▸ **Brief**: The records below must be copied in full; omit the images.

:: Input data

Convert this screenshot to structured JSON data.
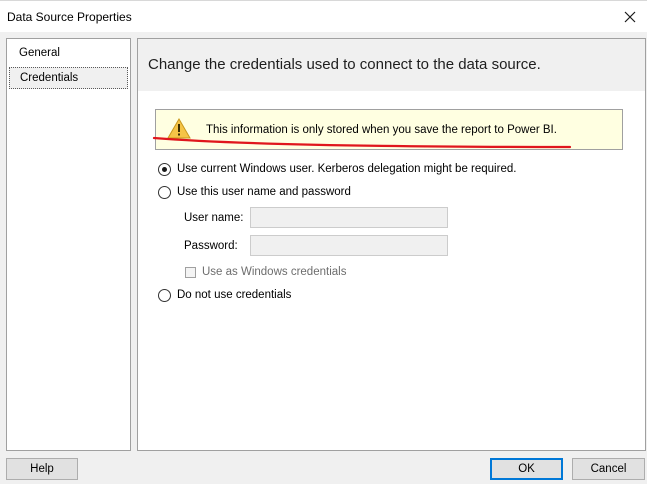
{
  "window": {
    "title": "Data Source Properties"
  },
  "nav": {
    "items": [
      {
        "label": "General",
        "selected": false
      },
      {
        "label": "Credentials",
        "selected": true
      }
    ]
  },
  "content": {
    "title": "Change the credentials used to connect to the data source.",
    "info_banner": {
      "icon": "warning-icon",
      "text": "This information is only stored when you save the report to Power BI."
    },
    "options": [
      {
        "label": "Use current Windows user. Kerberos delegation might be required.",
        "checked": true
      },
      {
        "label": "Use this user name and password",
        "checked": false
      },
      {
        "label": "Do not use credentials",
        "checked": false
      }
    ],
    "fields": {
      "username": {
        "label": "User name:",
        "value": ""
      },
      "password": {
        "label": "Password:",
        "value": ""
      }
    },
    "windows_credentials": {
      "label": "Use as Windows credentials",
      "checked": false,
      "enabled": false
    },
    "annotation_color": "#e0161c"
  },
  "buttons": {
    "help": "Help",
    "ok": "OK",
    "cancel": "Cancel"
  },
  "colors": {
    "accent": "#0078d7",
    "banner_bg": "#ffffe1",
    "warning": "#f5c447"
  }
}
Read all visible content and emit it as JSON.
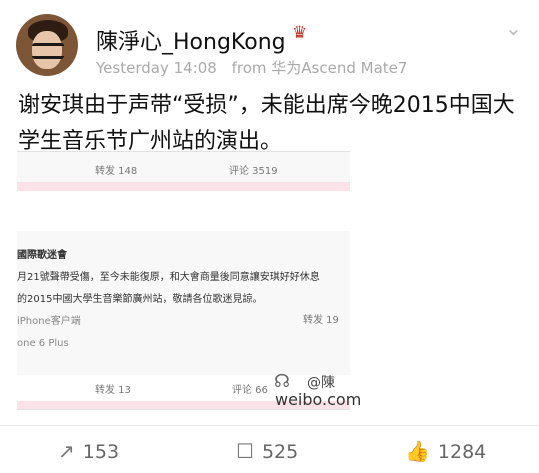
{
  "user": {
    "name": "陳淨心_HongKong",
    "badge": "heart-crown-icon"
  },
  "meta": {
    "time": "Yesterday 14:08",
    "source": "from 华为Ascend Mate7"
  },
  "post": {
    "text": "谢安琪由于声带“受损”，未能出席今晚2015中国大学生音乐节广州站的演出。"
  },
  "image": {
    "top_stats": {
      "repost": "转发 148",
      "comment": "评论 3519"
    },
    "title": "國際歌迷會",
    "lines": [
      "月21號聲帶受傷，至今未能復原，和大會商量後同意讓安琪好好休息",
      "的2015中國大學生音樂節廣州站，敬請各位歌迷見諒。"
    ],
    "client_1": "iPhone客户端",
    "right_stat_1": "转发 19",
    "client_2": "one 6 Plus",
    "bottom_stats": {
      "repost": "转发 13",
      "comment": "评论 66"
    },
    "watermark": {
      "at": "@陳",
      "url": "weibo.com"
    }
  },
  "actions": {
    "repost_count": "153",
    "comment_count": "525",
    "like_count": "1284"
  }
}
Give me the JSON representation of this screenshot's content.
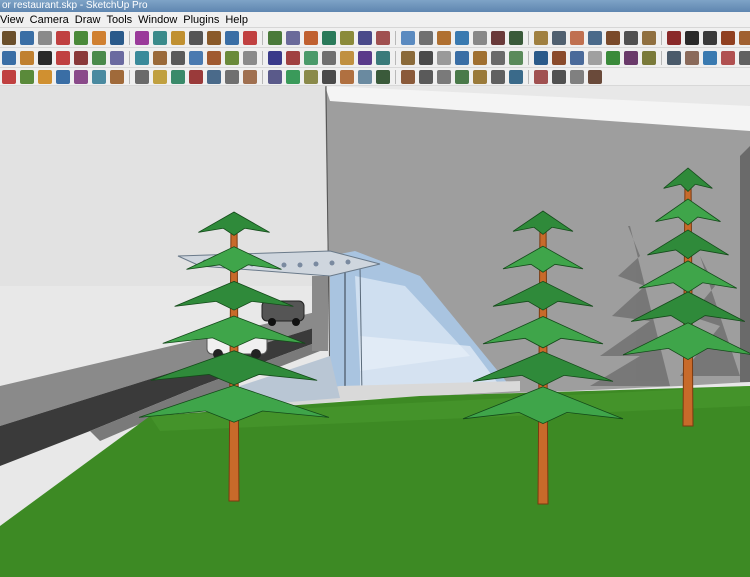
{
  "window": {
    "title": "or restaurant.skp - SketchUp Pro"
  },
  "menu": [
    "View",
    "Camera",
    "Draw",
    "Tools",
    "Window",
    "Plugins",
    "Help"
  ],
  "toolbars": {
    "row1": [
      "#6b4f2a",
      "#3a6ea5",
      "#8a8a8a",
      "#c04040",
      "#4a8a3a",
      "#d08030",
      "#2a5a8a",
      "#9a3a9a",
      "#3a8a8a",
      "#c09030",
      "#555555",
      "#8a5a2a",
      "#3a6ea5",
      "#c04040",
      "#4a7a3a",
      "#6a6a9a",
      "#c06030",
      "#2a7a5a",
      "#8a8a3a",
      "#4a4a8a",
      "#a05050",
      "#5a8ac0",
      "#707070",
      "#b07030",
      "#3a7ab0",
      "#888888",
      "#6a3a3a",
      "#3a5a3a",
      "#a08040",
      "#506070",
      "#c07050",
      "#4a6a8a",
      "#7a4a2a",
      "#505050",
      "#907040",
      "#8a2a2a",
      "#2a2a2a",
      "#3a3a3a",
      "#904020",
      "#a06030",
      "#603010",
      "#4a4a4a",
      "#705030",
      "#502010"
    ],
    "row2": [
      "#3a6ea5",
      "#c08030",
      "#2a2a2a",
      "#c04040",
      "#8a3a3a",
      "#4a8a4a",
      "#6a6aa0",
      "#3a8a9a",
      "#9a6a3a",
      "#5a5a5a",
      "#4a7ab0",
      "#a05a30",
      "#6a8a3a",
      "#8a8a8a",
      "#3a3a8a",
      "#a04040",
      "#4a9a6a",
      "#707070",
      "#c09040",
      "#5a3a8a",
      "#3a7a7a",
      "#8a6a3a",
      "#4a4a4a",
      "#9a9a9a",
      "#3a6ea5",
      "#a07030",
      "#6a6a6a",
      "#5a8a5a",
      "#2a5a8a",
      "#8a4a2a",
      "#4a6a9a",
      "#a0a0a0",
      "#3a8a3a",
      "#6a3a6a",
      "#7a7a3a",
      "#4a5a6a",
      "#8a6a5a",
      "#3a7ab0",
      "#b05050",
      "#606060"
    ],
    "row3": [
      "#c04040",
      "#5a8a3a",
      "#d09030",
      "#3a6ea5",
      "#8a4a8a",
      "#4a8aa0",
      "#a06a3a",
      "#6a6a6a",
      "#c0a040",
      "#3a8a6a",
      "#9a3a3a",
      "#4a6a8a",
      "#707070",
      "#a07050",
      "#5a5a8a",
      "#3a9a5a",
      "#8a8a4a",
      "#4a4a4a",
      "#b07040",
      "#6a8aa0",
      "#3a5a3a",
      "#8a5a3a",
      "#5a5a5a",
      "#7a7a7a",
      "#4a7a4a",
      "#9a7a3a",
      "#606060",
      "#3a6a8a",
      "#a05050",
      "#505050",
      "#808080",
      "#6a4a3a"
    ]
  },
  "scene": {
    "sky_color": "#e6e6e6",
    "grass_color": "#3d8a24",
    "wall_color": "#9a9a9a",
    "road_color": "#3a3a3a"
  }
}
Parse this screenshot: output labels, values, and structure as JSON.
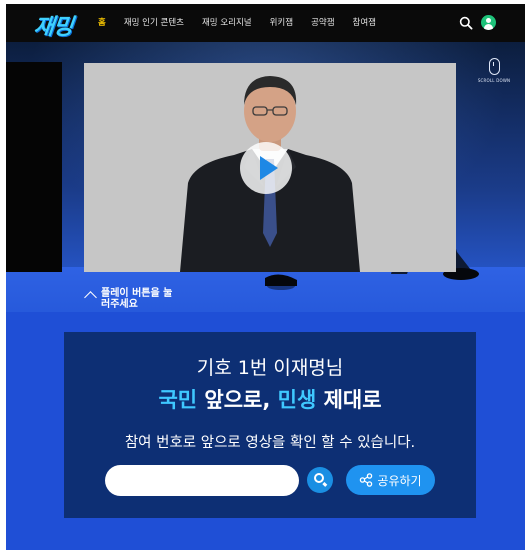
{
  "nav": {
    "logo": "재밍",
    "items": [
      {
        "label": "홈",
        "active": true
      },
      {
        "label": "재밍 인기 콘텐츠",
        "active": false
      },
      {
        "label": "재밍 오리지널",
        "active": false
      },
      {
        "label": "위키잼",
        "active": false
      },
      {
        "label": "공약잼",
        "active": false
      },
      {
        "label": "참여잼",
        "active": false
      }
    ],
    "icons": [
      "search-icon",
      "user-icon"
    ]
  },
  "hero": {
    "scroll_hint": "SCROLL DOWN",
    "play_hint": "플레이 버튼을 눌러주세요",
    "video_icon": "play-icon"
  },
  "panel": {
    "title": "기호 1번 이재명님",
    "slogan_hl1": "국민",
    "slogan_mid": " 앞으로, ",
    "slogan_hl2": "민생",
    "slogan_end": " 제대로",
    "guide": "참여 번호로 앞으로 영상을 확인 할 수 있습니다.",
    "search_value": "",
    "share_label": "공유하기"
  },
  "colors": {
    "accent": "#3fc8ff",
    "nav_active": "#f5c400",
    "panel_bg": "#0d2f74",
    "page_bg": "#1f4fd6",
    "share_bg": "#1f93f0"
  }
}
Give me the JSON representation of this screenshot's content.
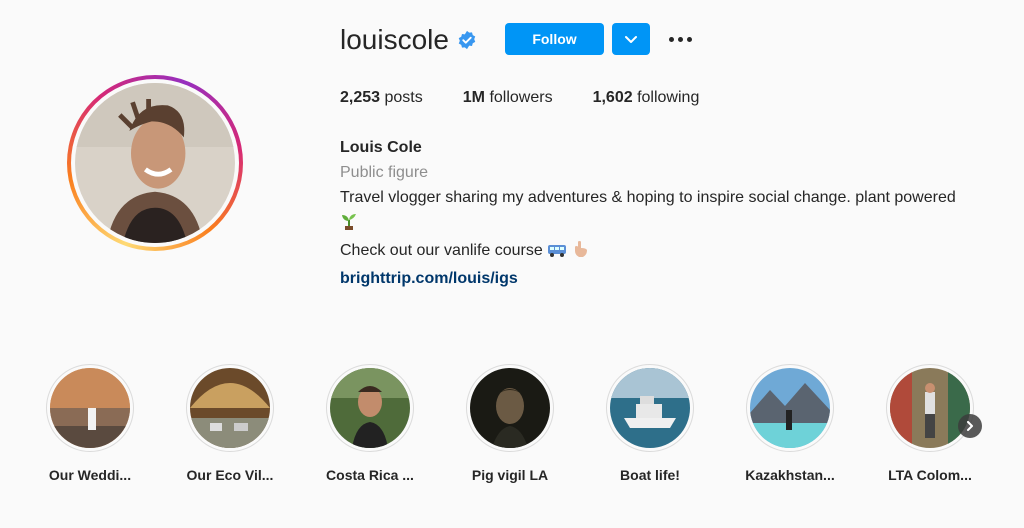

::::

▸ **Solution**:
Convert this screenshot to structured JSON data.
{
  "window": {
    "title": "Data Source Properties"
  },
  "nav": {
    "items": [
      {
        "label": "General",
        "selected": false
      },
      {
        "label": "Credentials",
        "selected": true
      }
    ]
  },
  "content": {
    "title": "Change the credentials used to connect to the data source.",
    "info_banner": {
      "icon": "warning-icon",
      "text": "This information is only stored when you save the report to Power BI."
    },
    "options": [
      {
        "label": "Use current Windows user. Kerberos delegation might be required.",
        "checked": true
      },
      {
        "label": "Use this user name and password",
        "checked": false
      },
      {
        "label": "Do not use credentials",
        "checked": false
      }
    ],
    "fields": {
      "username": {
        "label": "User name:",
        "value": ""
      },
      "password": {
        "label": "Password:",
        "value": ""
      }
    },
    "windows_credentials": {
      "label": "Use as Windows credentials",
      "checked": false,
      "enabled": false
    },
    "annotation_color": "#e0161c"
  },
  "buttons": {
    "help": "Help",
    "ok": "OK",
    "cancel": "Cancel"
  },
  "colors": {
    "accent": "#0078d7",
    "banner_bg": "#ffffe1",
    "warning": "#f5c447"
  }
}
Read all visible content and emit it as JSON.
{
  "user": {
    "name": "陳淨心_HongKong",
    "badge": "heart-crown-icon"
  },
  "meta": {
    "time": "Yesterday 14:08",
    "source": "from 华为Ascend Mate7"
  },
  "post": {
    "text": "谢安琪由于声带“受损”，未能出席今晚2015中国大学生音乐节广州站的演出。"
  },
  "image": {
    "top_stats": {
      "repost": "转发 148",
      "comment": "评论 3519"
    },
    "title": "國際歌迷會",
    "lines": [
      "月21號聲帶受傷，至今未能復原，和大會商量後同意讓安琪好好休息",
      "的2015中國大學生音樂節廣州站，敬請各位歌迷見諒。"
    ],
    "client_1": "iPhone客户端",
    "right_stat_1": "转发 19",
    "client_2": "one 6 Plus",
    "bottom_stats": {
      "repost": "转发 13",
      "comment": "评论 66"
    },
    "watermark": {
      "at": "@陳",
      "url": "weibo.com"
    }
  },
  "actions": {
    "repost_count": "153",
    "comment_count": "525",
    "like_count": "1284"
  }
}
Give me the JSON representation of this screenshot's content.
{
  "window": {
    "title": "or restaurant.skp - SketchUp Pro"
  },
  "menu": [
    "View",
    "Camera",
    "Draw",
    "Tools",
    "Window",
    "Plugins",
    "Help"
  ],
  "toolbars": {
    "row1": [
      "#6b4f2a",
      "#3a6ea5",
      "#8a8a8a",
      "#c04040",
      "#4a8a3a",
      "#d08030",
      "#2a5a8a",
      "#9a3a9a",
      "#3a8a8a",
      "#c09030",
      "#555555",
      "#8a5a2a",
      "#3a6ea5",
      "#c04040",
      "#4a7a3a",
      "#6a6a9a",
      "#c06030",
      "#2a7a5a",
      "#8a8a3a",
      "#4a4a8a",
      "#a05050",
      "#5a8ac0",
      "#707070",
      "#b07030",
      "#3a7ab0",
      "#888888",
      "#6a3a3a",
      "#3a5a3a",
      "#a08040",
      "#506070",
      "#c07050",
      "#4a6a8a",
      "#7a4a2a",
      "#505050",
      "#907040",
      "#8a2a2a",
      "#2a2a2a",
      "#3a3a3a",
      "#904020",
      "#a06030",
      "#603010",
      "#4a4a4a",
      "#705030",
      "#502010"
    ],
    "row2": [
      "#3a6ea5",
      "#c08030",
      "#2a2a2a",
      "#c04040",
      "#8a3a3a",
      "#4a8a4a",
      "#6a6aa0",
      "#3a8a9a",
      "#9a6a3a",
      "#5a5a5a",
      "#4a7ab0",
      "#a05a30",
      "#6a8a3a",
      "#8a8a8a",
      "#3a3a8a",
      "#a04040",
      "#4a9a6a",
      "#707070",
      "#c09040",
      "#5a3a8a",
      "#3a7a7a",
      "#8a6a3a",
      "#4a4a4a",
      "#9a9a9a",
      "#3a6ea5",
      "#a07030",
      "#6a6a6a",
      "#5a8a5a",
      "#2a5a8a",
      "#8a4a2a",
      "#4a6a9a",
      "#a0a0a0",
      "#3a8a3a",
      "#6a3a6a",
      "#7a7a3a",
      "#4a5a6a",
      "#8a6a5a",
      "#3a7ab0",
      "#b05050",
      "#606060"
    ],
    "row3": [
      "#c04040",
      "#5a8a3a",
      "#d09030",
      "#3a6ea5",
      "#8a4a8a",
      "#4a8aa0",
      "#a06a3a",
      "#6a6a6a",
      "#c0a040",
      "#3a8a6a",
      "#9a3a3a",
      "#4a6a8a",
      "#707070",
      "#a07050",
      "#5a5a8a",
      "#3a9a5a",
      "#8a8a4a",
      "#4a4a4a",
      "#b07040",
      "#6a8aa0",
      "#3a5a3a",
      "#8a5a3a",
      "#5a5a5a",
      "#7a7a7a",
      "#4a7a4a",
      "#9a7a3a",
      "#606060",
      "#3a6a8a",
      "#a05050",
      "#505050",
      "#808080",
      "#6a4a3a"
    ]
  },
  "scene": {
    "sky_color": "#e6e6e6",
    "grass_color": "#3d8a24",
    "wall_color": "#9a9a9a",
    "road_color": "#3a3a3a"
  }
}
Parse this screenshot: output labels, values, and structure as JSON.
{
  "nav": {
    "logo": "재밍",
    "items": [
      {
        "label": "홈",
        "active": true
      },
      {
        "label": "재밍 인기 콘텐츠",
        "active": false
      },
      {
        "label": "재밍 오리지널",
        "active": false
      },
      {
        "label": "위키잼",
        "active": false
      },
      {
        "label": "공약잼",
        "active": false
      },
      {
        "label": "참여잼",
        "active": false
      }
    ],
    "icons": [
      "search-icon",
      "user-icon"
    ]
  },
  "hero": {
    "scroll_hint": "SCROLL DOWN",
    "play_hint": "플레이 버튼을 눌러주세요",
    "video_icon": "play-icon"
  },
  "panel": {
    "title": "기호 1번 이재명님",
    "slogan_hl1": "국민",
    "slogan_mid": " 앞으로, ",
    "slogan_hl2": "민생",
    "slogan_end": " 제대로",
    "guide": "참여 번호로 앞으로 영상을 확인 할 수 있습니다.",
    "search_value": "",
    "share_label": "공유하기"
  },
  "colors": {
    "accent": "#3fc8ff",
    "nav_active": "#f5c400",
    "panel_bg": "#0d2f74",
    "page_bg": "#1f4fd6",
    "share_bg": "#1f93f0"
  }
}
Give me the JSON representation of this screenshot's content.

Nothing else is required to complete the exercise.